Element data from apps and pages
════════════════

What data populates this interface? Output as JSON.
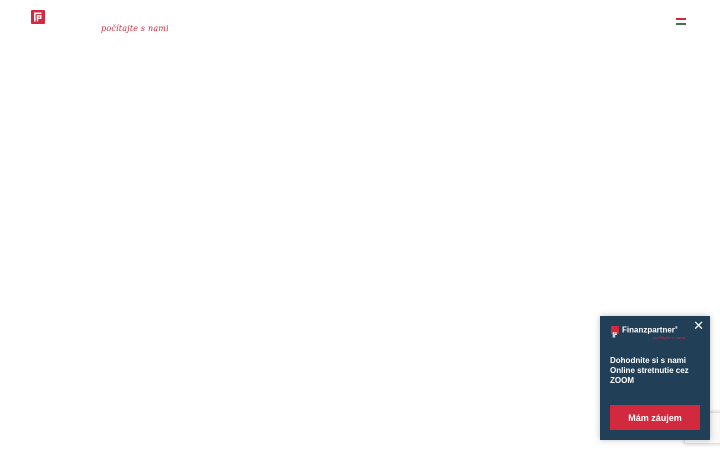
{
  "header": {
    "logo_icon": "finanzpartner-logo-icon",
    "tagline": "počítajte s nami",
    "language_flag": "hungarian-flag-icon"
  },
  "popup": {
    "brand_name": "Finanzpartner",
    "brand_mark": "®",
    "brand_tagline": "počítajte s nami",
    "text_lines": [
      "Dohodnite si s nami",
      "Online stretnutie cez",
      "ZOOM"
    ],
    "button_label": "Mám záujem",
    "close_icon": "close-icon"
  },
  "colors": {
    "brand_red": "#d2293f",
    "popup_bg": "#213f56",
    "page_bg": "#ffffff"
  }
}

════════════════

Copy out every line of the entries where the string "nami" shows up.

▸ **Written reply**:
    "tagline": "počítajte s nami",
    "brand_tagline": "počítajte s nami",
      "Dohodnite si s nami",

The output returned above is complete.